(What you should do):
Each line of the listing below must be returned exactly.

---------- Information shown ----------

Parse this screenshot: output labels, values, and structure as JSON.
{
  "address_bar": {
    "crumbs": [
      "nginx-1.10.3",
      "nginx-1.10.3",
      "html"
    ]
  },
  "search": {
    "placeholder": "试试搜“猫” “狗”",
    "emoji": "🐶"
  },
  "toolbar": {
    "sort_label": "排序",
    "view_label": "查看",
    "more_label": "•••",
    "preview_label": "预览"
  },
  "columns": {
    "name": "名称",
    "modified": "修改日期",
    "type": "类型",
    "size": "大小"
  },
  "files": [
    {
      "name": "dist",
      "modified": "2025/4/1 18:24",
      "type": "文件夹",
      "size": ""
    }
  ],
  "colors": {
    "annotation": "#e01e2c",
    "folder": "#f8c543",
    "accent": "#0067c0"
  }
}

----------

(Answer box):
Parse this screenshot: output labels, values, and structure as JSON.
{
  "address_bar": {
    "crumbs": [
      "nginx-1.10.3",
      "nginx-1.10.3",
      "html"
    ]
  },
  "search": {
    "placeholder": "试试搜“猫” “狗”",
    "emoji": "🐶"
  },
  "toolbar": {
    "sort_label": "排序",
    "view_label": "查看",
    "more_label": "•••",
    "preview_label": "预览"
  },
  "columns": {
    "name": "名称",
    "modified": "修改日期",
    "type": "类型",
    "size": "大小"
  },
  "files": [
    {
      "name": "dist",
      "modified": "2025/4/1 18:24",
      "type": "文件夹",
      "size": ""
    }
  ],
  "colors": {
    "annotation": "#e01e2c",
    "folder": "#f8c543",
    "accent": "#0067c0"
  }
}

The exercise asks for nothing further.